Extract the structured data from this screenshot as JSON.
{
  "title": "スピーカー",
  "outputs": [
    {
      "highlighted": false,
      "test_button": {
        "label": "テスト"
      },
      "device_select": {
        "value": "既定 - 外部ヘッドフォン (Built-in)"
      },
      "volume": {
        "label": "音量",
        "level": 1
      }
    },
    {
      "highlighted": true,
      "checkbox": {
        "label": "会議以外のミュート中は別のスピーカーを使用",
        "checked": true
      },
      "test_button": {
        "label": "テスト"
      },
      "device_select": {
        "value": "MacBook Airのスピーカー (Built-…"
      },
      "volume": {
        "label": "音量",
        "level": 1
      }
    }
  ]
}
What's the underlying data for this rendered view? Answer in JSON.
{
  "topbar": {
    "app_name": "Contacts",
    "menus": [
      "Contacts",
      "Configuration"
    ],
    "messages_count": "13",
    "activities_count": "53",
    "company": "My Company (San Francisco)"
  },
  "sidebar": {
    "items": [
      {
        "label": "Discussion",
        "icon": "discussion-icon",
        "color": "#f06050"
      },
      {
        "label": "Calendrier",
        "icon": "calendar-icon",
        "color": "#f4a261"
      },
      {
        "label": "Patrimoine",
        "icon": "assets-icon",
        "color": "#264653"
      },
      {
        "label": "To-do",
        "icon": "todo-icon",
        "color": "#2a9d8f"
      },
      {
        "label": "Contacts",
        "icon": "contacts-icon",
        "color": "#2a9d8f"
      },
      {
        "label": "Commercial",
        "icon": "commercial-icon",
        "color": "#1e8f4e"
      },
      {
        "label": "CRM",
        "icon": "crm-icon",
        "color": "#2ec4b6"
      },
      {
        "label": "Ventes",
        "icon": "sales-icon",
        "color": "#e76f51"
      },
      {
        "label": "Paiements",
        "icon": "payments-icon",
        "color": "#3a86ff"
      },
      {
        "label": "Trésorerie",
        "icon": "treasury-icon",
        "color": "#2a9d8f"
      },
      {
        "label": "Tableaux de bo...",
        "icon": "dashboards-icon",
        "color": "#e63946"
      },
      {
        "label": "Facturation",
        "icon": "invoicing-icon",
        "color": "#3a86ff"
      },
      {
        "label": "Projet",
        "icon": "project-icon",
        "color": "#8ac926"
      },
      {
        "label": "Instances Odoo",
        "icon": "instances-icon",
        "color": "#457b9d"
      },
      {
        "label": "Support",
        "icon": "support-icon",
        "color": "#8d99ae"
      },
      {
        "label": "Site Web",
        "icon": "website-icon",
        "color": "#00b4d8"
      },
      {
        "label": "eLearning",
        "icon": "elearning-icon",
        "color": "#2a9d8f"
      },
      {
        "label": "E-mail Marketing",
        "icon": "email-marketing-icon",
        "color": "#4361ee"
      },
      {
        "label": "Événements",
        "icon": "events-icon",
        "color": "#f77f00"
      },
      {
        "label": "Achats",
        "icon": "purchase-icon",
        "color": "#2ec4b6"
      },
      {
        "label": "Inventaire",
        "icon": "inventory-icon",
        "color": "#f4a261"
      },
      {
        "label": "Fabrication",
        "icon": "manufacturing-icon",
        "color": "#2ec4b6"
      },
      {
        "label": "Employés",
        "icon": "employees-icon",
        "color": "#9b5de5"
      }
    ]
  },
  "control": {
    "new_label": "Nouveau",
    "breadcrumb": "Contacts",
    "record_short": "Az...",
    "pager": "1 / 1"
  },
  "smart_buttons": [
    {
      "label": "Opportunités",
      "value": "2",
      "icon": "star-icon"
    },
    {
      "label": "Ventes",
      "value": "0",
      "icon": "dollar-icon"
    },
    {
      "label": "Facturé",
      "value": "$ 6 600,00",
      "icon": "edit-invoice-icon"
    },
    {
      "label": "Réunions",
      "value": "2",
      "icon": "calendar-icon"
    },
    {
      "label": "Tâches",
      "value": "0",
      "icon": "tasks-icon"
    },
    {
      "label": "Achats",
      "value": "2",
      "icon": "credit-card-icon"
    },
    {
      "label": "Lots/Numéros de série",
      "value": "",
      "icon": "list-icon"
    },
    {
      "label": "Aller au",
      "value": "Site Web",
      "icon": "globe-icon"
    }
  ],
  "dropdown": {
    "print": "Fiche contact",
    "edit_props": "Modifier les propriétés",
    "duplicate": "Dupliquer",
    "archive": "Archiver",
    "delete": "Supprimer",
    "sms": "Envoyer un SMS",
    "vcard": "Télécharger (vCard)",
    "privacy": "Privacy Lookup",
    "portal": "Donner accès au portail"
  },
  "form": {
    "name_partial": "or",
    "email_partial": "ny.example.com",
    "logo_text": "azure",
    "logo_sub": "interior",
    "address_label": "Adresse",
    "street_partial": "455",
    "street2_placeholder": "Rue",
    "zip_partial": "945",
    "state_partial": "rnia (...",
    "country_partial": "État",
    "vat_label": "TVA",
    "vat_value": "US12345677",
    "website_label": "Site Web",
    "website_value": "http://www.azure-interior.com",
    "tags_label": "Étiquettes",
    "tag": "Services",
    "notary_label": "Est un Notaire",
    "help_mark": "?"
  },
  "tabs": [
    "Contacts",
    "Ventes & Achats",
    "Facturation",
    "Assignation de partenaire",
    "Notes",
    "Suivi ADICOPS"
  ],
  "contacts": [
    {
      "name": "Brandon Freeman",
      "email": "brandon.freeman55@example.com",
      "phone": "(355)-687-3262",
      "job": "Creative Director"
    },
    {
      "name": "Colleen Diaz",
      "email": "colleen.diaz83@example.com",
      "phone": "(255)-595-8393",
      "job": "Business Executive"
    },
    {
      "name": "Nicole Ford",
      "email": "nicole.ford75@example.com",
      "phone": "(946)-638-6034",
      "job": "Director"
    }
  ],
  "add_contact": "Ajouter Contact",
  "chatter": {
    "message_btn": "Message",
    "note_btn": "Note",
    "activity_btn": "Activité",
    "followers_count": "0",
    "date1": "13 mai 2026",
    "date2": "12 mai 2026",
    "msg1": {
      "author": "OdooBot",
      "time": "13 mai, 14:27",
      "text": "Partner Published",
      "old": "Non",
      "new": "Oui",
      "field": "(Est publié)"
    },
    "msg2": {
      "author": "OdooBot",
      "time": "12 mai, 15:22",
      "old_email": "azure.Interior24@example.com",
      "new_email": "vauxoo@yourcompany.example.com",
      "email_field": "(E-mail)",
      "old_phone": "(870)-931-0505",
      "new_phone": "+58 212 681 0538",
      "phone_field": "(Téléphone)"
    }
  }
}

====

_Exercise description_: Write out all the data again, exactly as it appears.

_Reply_:
Extract the structured data from this screenshot as JSON.
{
  "title": "スピーカー",
  "outputs": [
    {
      "highlighted": false,
      "test_button": {
        "label": "テスト"
      },
      "device_select": {
        "value": "既定 - 外部ヘッドフォン (Built-in)"
      },
      "volume": {
        "label": "音量",
        "level": 1
      }
    },
    {
      "highlighted": true,
      "checkbox": {
        "label": "会議以外のミュート中は別のスピーカーを使用",
        "checked": true
      },
      "test_button": {
        "label": "テスト"
      },
      "device_select": {
        "value": "MacBook Airのスピーカー (Built-…"
      },
      "volume": {
        "label": "音量",
        "level": 1
      }
    }
  ]
}
What's the underlying data for this rendered view? Answer in JSON.
{
  "topbar": {
    "app_name": "Contacts",
    "menus": [
      "Contacts",
      "Configuration"
    ],
    "messages_count": "13",
    "activities_count": "53",
    "company": "My Company (San Francisco)"
  },
  "sidebar": {
    "items": [
      {
        "label": "Discussion",
        "icon": "discussion-icon",
        "color": "#f06050"
      },
      {
        "label": "Calendrier",
        "icon": "calendar-icon",
        "color": "#f4a261"
      },
      {
        "label": "Patrimoine",
        "icon": "assets-icon",
        "color": "#264653"
      },
      {
        "label": "To-do",
        "icon": "todo-icon",
        "color": "#2a9d8f"
      },
      {
        "label": "Contacts",
        "icon": "contacts-icon",
        "color": "#2a9d8f"
      },
      {
        "label": "Commercial",
        "icon": "commercial-icon",
        "color": "#1e8f4e"
      },
      {
        "label": "CRM",
        "icon": "crm-icon",
        "color": "#2ec4b6"
      },
      {
        "label": "Ventes",
        "icon": "sales-icon",
        "color": "#e76f51"
      },
      {
        "label": "Paiements",
        "icon": "payments-icon",
        "color": "#3a86ff"
      },
      {
        "label": "Trésorerie",
        "icon": "treasury-icon",
        "color": "#2a9d8f"
      },
      {
        "label": "Tableaux de bo...",
        "icon": "dashboards-icon",
        "color": "#e63946"
      },
      {
        "label": "Facturation",
        "icon": "invoicing-icon",
        "color": "#3a86ff"
      },
      {
        "label": "Projet",
        "icon": "project-icon",
        "color": "#8ac926"
      },
      {
        "label": "Instances Odoo",
        "icon": "instances-icon",
        "color": "#457b9d"
      },
      {
        "label": "Support",
        "icon": "support-icon",
        "color": "#8d99ae"
      },
      {
        "label": "Site Web",
        "icon": "website-icon",
        "color": "#00b4d8"
      },
      {
        "label": "eLearning",
        "icon": "elearning-icon",
        "color": "#2a9d8f"
      },
      {
        "label": "E-mail Marketing",
        "icon": "email-marketing-icon",
        "color": "#4361ee"
      },
      {
        "label": "Événements",
        "icon": "events-icon",
        "color": "#f77f00"
      },
      {
        "label": "Achats",
        "icon": "purchase-icon",
        "color": "#2ec4b6"
      },
      {
        "label": "Inventaire",
        "icon": "inventory-icon",
        "color": "#f4a261"
      },
      {
        "label": "Fabrication",
        "icon": "manufacturing-icon",
        "color": "#2ec4b6"
      },
      {
        "label": "Employés",
        "icon": "employees-icon",
        "color": "#9b5de5"
      }
    ]
  },
  "control": {
    "new_label": "Nouveau",
    "breadcrumb": "Contacts",
    "record_short": "Az...",
    "pager": "1 / 1"
  },
  "smart_buttons": [
    {
      "label": "Opportunités",
      "value": "2",
      "icon": "star-icon"
    },
    {
      "label": "Ventes",
      "value": "0",
      "icon": "dollar-icon"
    },
    {
      "label": "Facturé",
      "value": "$ 6 600,00",
      "icon": "edit-invoice-icon"
    },
    {
      "label": "Réunions",
      "value": "2",
      "icon": "calendar-icon"
    },
    {
      "label": "Tâches",
      "value": "0",
      "icon": "tasks-icon"
    },
    {
      "label": "Achats",
      "value": "2",
      "icon": "credit-card-icon"
    },
    {
      "label": "Lots/Numéros de série",
      "value": "",
      "icon": "list-icon"
    },
    {
      "label": "Aller au",
      "value": "Site Web",
      "icon": "globe-icon"
    }
  ],
  "dropdown": {
    "print": "Fiche contact",
    "edit_props": "Modifier les propriétés",
    "duplicate": "Dupliquer",
    "archive": "Archiver",
    "delete": "Supprimer",
    "sms": "Envoyer un SMS",
    "vcard": "Télécharger (vCard)",
    "privacy": "Privacy Lookup",
    "portal": "Donner accès au portail"
  },
  "form": {
    "name_partial": "or",
    "email_partial": "ny.example.com",
    "logo_text": "azure",
    "logo_sub": "interior",
    "address_label": "Adresse",
    "street_partial": "455",
    "street2_placeholder": "Rue",
    "zip_partial": "945",
    "state_partial": "rnia (...",
    "country_partial": "État",
    "vat_label": "TVA",
    "vat_value": "US12345677",
    "website_label": "Site Web",
    "website_value": "http://www.azure-interior.com",
    "tags_label": "Étiquettes",
    "tag": "Services",
    "notary_label": "Est un Notaire",
    "help_mark": "?"
  },
  "tabs": [
    "Contacts",
    "Ventes & Achats",
    "Facturation",
    "Assignation de partenaire",
    "Notes",
    "Suivi ADICOPS"
  ],
  "contacts": [
    {
      "name": "Brandon Freeman",
      "email": "brandon.freeman55@example.com",
      "phone": "(355)-687-3262",
      "job": "Creative Director"
    },
    {
      "name": "Colleen Diaz",
      "email": "colleen.diaz83@example.com",
      "phone": "(255)-595-8393",
      "job": "Business Executive"
    },
    {
      "name": "Nicole Ford",
      "email": "nicole.ford75@example.com",
      "phone": "(946)-638-6034",
      "job": "Director"
    }
  ],
  "add_contact": "Ajouter Contact",
  "chatter": {
    "message_btn": "Message",
    "note_btn": "Note",
    "activity_btn": "Activité",
    "followers_count": "0",
    "date1": "13 mai 2026",
    "date2": "12 mai 2026",
    "msg1": {
      "author": "OdooBot",
      "time": "13 mai, 14:27",
      "text": "Partner Published",
      "old": "Non",
      "new": "Oui",
      "field": "(Est publié)"
    },
    "msg2": {
      "author": "OdooBot",
      "time": "12 mai, 15:22",
      "old_email": "azure.Interior24@example.com",
      "new_email": "vauxoo@yourcompany.example.com",
      "email_field": "(E-mail)",
      "old_phone": "(870)-931-0505",
      "new_phone": "+58 212 681 0538",
      "phone_field": "(Téléphone)"
    }
  }
}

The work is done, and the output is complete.